Churches in California and Minnesota, backed by a conservative legal group, filed lawsuits this week against the governors of their states challenging restrictions imposed due to the coronavirus outbreak that they contend are violations of religious liberty.
They’re the latest in a long series of legal challenges, many of them in California, pitting clerics and houses of worship who believe they should be exempt from certain restrictions on public gatherings against governors who insist the measures are needed to rein in the pandemic. Most of the suits have been rebuffed; some have succeeded.
In Minnesota, a lawsuit was filed Thursday in federal court challenging Gov. Tim Walz’s executive orders requiring 6-foot social distancing and the wearing of face masks at worship services.
“Gov. Walz, a former teacher, gets an F in religious liberties,” said Erick Kaardal, special counsel for the Thomas More Society. “Other states, including Texas, Illinois and Ohio, have excluded churches from COVID-19 mask mandates.”
Minnesota Attorney General Keith Ellison reiterated his defense of Walz’s order, saying it was legally and constitutionally sound.
Teddy Tschann, spokesperson for Walz, said the governor was within his authority taking the action and added that all Walz's actions have been grounded in the desire to keep Minnesotans safe.
Walz had been embroiled in a battle with Roman Catholic and Lutheran Church-Missouri Synod congregations across Minnesota over restrictions he placed on gatherings of more than 10 people. He relented and said they could hold services at 25% of capacity if certain conditions were met after they made it clear they planned to defy the order.

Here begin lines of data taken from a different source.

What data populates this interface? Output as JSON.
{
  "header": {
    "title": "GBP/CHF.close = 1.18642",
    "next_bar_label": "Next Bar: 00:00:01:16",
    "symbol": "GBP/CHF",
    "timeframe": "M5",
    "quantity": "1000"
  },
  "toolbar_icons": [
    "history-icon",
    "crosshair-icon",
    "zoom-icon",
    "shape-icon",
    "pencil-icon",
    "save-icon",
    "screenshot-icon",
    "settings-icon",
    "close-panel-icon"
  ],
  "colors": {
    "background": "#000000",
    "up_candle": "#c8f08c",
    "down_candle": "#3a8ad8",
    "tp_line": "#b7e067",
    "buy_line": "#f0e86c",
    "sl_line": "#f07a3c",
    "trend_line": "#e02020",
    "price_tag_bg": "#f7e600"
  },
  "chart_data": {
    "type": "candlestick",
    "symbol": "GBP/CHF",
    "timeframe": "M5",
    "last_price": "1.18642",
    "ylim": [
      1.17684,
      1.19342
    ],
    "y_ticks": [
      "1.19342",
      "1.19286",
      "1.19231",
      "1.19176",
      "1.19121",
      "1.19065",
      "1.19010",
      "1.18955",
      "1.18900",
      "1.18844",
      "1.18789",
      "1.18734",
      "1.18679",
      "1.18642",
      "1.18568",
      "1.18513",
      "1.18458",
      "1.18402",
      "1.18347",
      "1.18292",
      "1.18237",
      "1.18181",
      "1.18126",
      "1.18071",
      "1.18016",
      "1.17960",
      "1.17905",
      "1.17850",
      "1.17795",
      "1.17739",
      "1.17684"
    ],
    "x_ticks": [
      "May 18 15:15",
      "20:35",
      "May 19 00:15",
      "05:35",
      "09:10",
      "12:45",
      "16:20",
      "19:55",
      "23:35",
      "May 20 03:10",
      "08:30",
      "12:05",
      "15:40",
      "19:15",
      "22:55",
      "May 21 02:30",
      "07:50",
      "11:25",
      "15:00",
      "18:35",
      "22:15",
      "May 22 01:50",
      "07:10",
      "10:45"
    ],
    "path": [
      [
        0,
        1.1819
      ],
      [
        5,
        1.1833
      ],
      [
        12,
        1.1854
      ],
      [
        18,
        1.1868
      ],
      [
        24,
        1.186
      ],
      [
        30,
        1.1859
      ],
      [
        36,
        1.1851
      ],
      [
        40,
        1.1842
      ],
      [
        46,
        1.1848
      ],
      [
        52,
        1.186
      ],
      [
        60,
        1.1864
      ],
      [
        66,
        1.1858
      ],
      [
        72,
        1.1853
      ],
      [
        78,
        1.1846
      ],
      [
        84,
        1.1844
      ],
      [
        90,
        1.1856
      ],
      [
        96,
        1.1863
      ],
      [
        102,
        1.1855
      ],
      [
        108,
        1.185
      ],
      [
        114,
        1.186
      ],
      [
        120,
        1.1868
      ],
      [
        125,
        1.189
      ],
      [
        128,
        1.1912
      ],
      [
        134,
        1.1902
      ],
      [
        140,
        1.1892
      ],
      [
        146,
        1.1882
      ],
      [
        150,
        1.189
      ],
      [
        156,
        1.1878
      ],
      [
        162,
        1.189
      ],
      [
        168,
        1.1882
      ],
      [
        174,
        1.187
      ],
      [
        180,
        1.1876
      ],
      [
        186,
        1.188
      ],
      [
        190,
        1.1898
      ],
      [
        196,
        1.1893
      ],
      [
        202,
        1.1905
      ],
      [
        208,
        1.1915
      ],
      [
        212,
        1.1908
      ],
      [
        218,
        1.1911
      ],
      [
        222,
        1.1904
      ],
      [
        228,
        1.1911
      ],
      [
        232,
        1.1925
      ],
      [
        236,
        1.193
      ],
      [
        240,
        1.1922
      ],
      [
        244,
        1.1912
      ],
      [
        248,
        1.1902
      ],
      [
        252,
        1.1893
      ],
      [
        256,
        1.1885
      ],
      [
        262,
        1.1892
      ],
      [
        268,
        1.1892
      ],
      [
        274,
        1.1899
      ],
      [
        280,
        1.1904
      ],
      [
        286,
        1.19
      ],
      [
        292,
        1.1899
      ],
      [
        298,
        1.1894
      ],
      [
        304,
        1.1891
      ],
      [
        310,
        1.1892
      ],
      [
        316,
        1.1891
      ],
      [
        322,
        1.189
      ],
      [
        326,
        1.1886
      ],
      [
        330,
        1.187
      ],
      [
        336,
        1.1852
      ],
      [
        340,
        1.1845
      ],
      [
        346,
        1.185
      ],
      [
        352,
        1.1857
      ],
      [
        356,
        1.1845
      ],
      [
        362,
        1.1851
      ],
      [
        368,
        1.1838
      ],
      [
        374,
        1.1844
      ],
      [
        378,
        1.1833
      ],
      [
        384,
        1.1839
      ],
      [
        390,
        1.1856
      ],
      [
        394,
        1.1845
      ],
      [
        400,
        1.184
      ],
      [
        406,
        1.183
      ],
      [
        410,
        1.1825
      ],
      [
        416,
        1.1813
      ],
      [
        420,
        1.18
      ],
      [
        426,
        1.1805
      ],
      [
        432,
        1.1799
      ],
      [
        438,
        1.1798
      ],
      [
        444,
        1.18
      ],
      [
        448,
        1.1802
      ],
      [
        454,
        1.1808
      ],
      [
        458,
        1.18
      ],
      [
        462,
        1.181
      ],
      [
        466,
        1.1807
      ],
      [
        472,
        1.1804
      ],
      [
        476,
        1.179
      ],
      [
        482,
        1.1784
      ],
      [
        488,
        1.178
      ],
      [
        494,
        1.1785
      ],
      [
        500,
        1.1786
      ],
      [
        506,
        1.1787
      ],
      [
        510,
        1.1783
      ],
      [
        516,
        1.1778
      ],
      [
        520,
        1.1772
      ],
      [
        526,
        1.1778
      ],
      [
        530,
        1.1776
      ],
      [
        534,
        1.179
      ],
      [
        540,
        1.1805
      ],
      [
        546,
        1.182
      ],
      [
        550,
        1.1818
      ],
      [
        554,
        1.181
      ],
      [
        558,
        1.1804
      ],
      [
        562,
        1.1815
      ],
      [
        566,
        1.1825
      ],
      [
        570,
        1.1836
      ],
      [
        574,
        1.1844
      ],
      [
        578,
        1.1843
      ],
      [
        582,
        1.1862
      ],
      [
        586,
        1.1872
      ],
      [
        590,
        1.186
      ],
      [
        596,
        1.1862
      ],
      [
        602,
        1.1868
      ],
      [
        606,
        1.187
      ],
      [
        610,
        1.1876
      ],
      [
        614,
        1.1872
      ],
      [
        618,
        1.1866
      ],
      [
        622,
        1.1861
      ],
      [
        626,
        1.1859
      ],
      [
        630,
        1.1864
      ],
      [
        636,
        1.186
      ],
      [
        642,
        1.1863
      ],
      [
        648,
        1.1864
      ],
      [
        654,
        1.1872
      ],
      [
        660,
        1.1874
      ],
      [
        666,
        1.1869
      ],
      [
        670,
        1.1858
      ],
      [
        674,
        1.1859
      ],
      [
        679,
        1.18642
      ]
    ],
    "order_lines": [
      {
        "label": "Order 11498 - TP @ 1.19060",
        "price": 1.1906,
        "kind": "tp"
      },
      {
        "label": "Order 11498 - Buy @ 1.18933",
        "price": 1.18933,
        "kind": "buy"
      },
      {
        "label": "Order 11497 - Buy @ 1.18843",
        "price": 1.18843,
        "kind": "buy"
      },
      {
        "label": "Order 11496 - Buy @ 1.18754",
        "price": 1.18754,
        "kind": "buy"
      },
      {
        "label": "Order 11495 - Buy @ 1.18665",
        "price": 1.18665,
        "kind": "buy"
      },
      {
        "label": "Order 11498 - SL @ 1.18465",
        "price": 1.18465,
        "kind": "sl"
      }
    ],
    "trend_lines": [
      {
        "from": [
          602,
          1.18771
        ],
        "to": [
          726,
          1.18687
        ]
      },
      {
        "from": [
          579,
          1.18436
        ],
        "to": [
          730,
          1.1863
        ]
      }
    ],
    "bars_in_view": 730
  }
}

Earlier this month a pastor in Palmetto, Florida, filed a suit challenging Manatee County’s mask mandate. The Rev. Joel Tillis of Suncoast Baptist Church said the order shouldn’t extend to houses of worship because it hinders prayer.